The world’s top brewer Anheuser-Busch InBev on Thursday posted underwhelming results for last year, as it closes in on completing a mega merger with rival SABMiller.
The Belgian-Brazilian brewer announced in November it would take over British SABMiller for $121 billion — the third largest acquisition in history — that would make it a juggernaut, brewing three times as much beer as its nearest rival.
The company hopes to complete the tie-up by the end of 2016 and said on Thursday it was on track to do so.
AB InBev said net profit fell by 3.95 percent in 2015 to 8.5 billion dollars, slightly lower than forecasts by analysts.
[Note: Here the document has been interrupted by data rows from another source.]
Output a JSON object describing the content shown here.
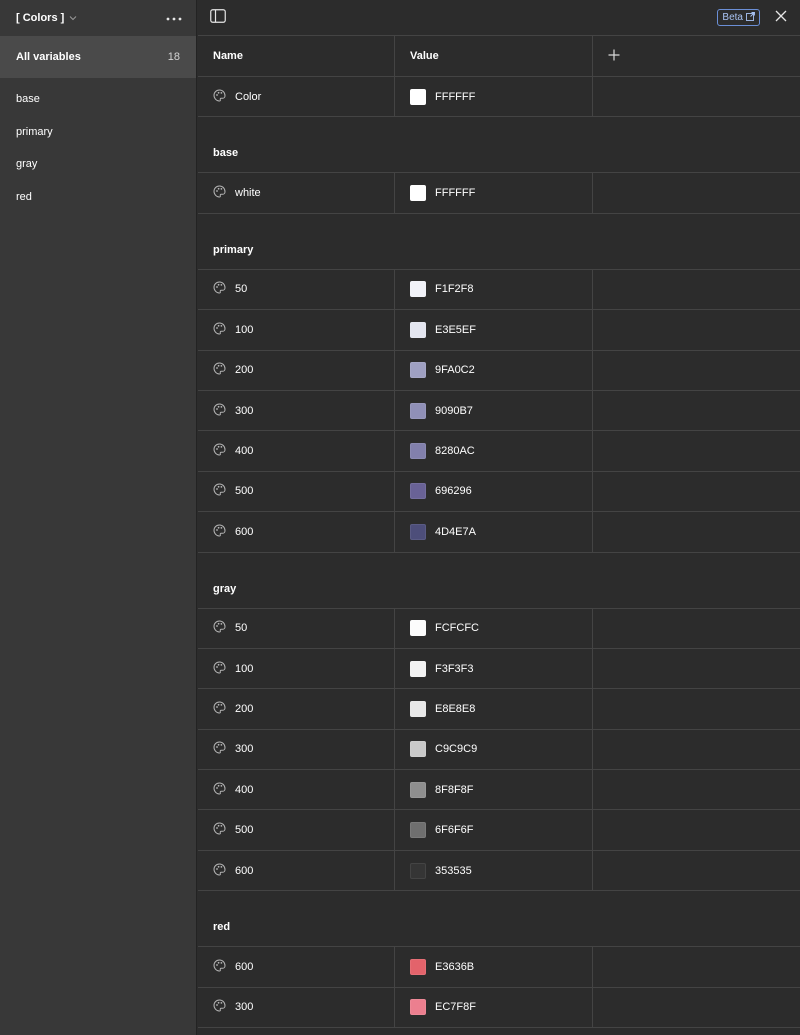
{
  "sidebar": {
    "collection_name": "[ Colors ]",
    "all_variables": {
      "label": "All variables",
      "count": "18"
    },
    "groups": [
      "base",
      "primary",
      "gray",
      "red"
    ]
  },
  "topbar": {
    "beta_label": "Beta"
  },
  "table": {
    "headers": {
      "name": "Name",
      "value": "Value"
    },
    "ungrouped": [
      {
        "name": "Color",
        "value": "FFFFFF",
        "color": "#FFFFFF"
      }
    ],
    "groups": [
      {
        "title": "base",
        "rows": [
          {
            "name": "white",
            "value": "FFFFFF",
            "color": "#FFFFFF"
          }
        ]
      },
      {
        "title": "primary",
        "rows": [
          {
            "name": "50",
            "value": "F1F2F8",
            "color": "#F1F2F8"
          },
          {
            "name": "100",
            "value": "E3E5EF",
            "color": "#E3E5EF"
          },
          {
            "name": "200",
            "value": "9FA0C2",
            "color": "#9FA0C2"
          },
          {
            "name": "300",
            "value": "9090B7",
            "color": "#9090B7"
          },
          {
            "name": "400",
            "value": "8280AC",
            "color": "#8280AC"
          },
          {
            "name": "500",
            "value": "696296",
            "color": "#696296"
          },
          {
            "name": "600",
            "value": "4D4E7A",
            "color": "#4D4E7A"
          }
        ]
      },
      {
        "title": "gray",
        "rows": [
          {
            "name": "50",
            "value": "FCFCFC",
            "color": "#FCFCFC"
          },
          {
            "name": "100",
            "value": "F3F3F3",
            "color": "#F3F3F3"
          },
          {
            "name": "200",
            "value": "E8E8E8",
            "color": "#E8E8E8"
          },
          {
            "name": "300",
            "value": "C9C9C9",
            "color": "#C9C9C9"
          },
          {
            "name": "400",
            "value": "8F8F8F",
            "color": "#8F8F8F"
          },
          {
            "name": "500",
            "value": "6F6F6F",
            "color": "#6F6F6F"
          },
          {
            "name": "600",
            "value": "353535",
            "color": "#353535"
          }
        ]
      },
      {
        "title": "red",
        "rows": [
          {
            "name": "600",
            "value": "E3636B",
            "color": "#E3636B"
          },
          {
            "name": "300",
            "value": "EC7F8F",
            "color": "#EC7F8F"
          }
        ]
      }
    ]
  },
  "icons": {
    "collection_chevron": "chevron-down-icon",
    "more": "more-horizontal-icon",
    "sidebar_toggle": "sidebar-toggle-icon",
    "external_link": "external-link-icon",
    "close": "close-icon",
    "add_column": "plus-icon",
    "variable_type": "palette-icon"
  },
  "colors": {
    "panel_bg": "#2c2c2c",
    "sidebar_bg": "#383838",
    "selected_bg": "#4a4a4a",
    "divider": "#444444",
    "beta_accent": "#6b8fd6"
  }
}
Operating profit, a closely watched statistic by investors, rose 6.6 percent to $4.31 billion when analysts were pencilling in 9.2 percent.
AB InBev sees the buyout of SABMiller as a key way to counterweight falling beer demand in big markets by building its presence in growing markets such as Africa.
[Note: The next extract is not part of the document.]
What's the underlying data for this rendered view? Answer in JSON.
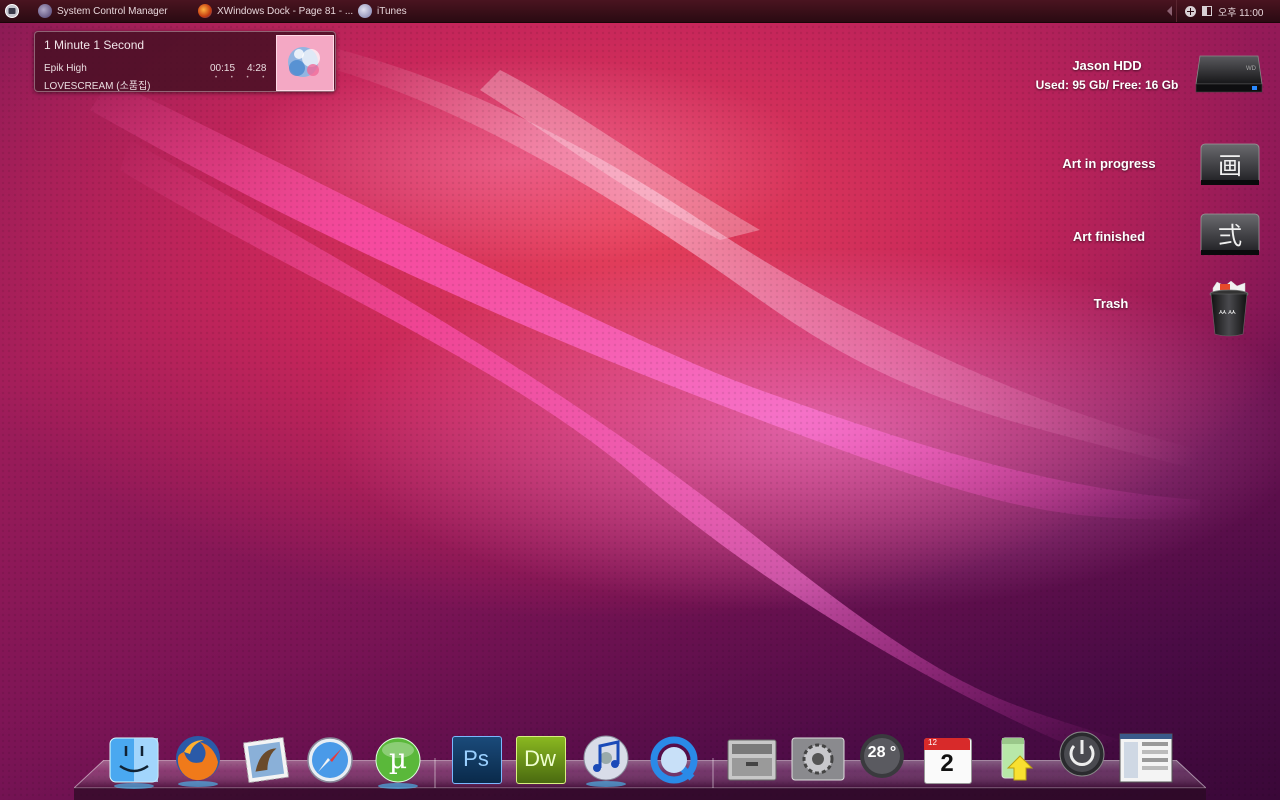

AB InBev said problems persisted in once-shining markets in China and Brazil last year, putting even more pressure to finish the SABMiller deal.
The company added that a downward trend in the US was turning however, where beer-drinking levels have been on a long-term slump as consumers move to craft beer, wine and other spirits.
Worldwide AB InBev beer sales by volume fell by 0.1 percent in 2015, the company said.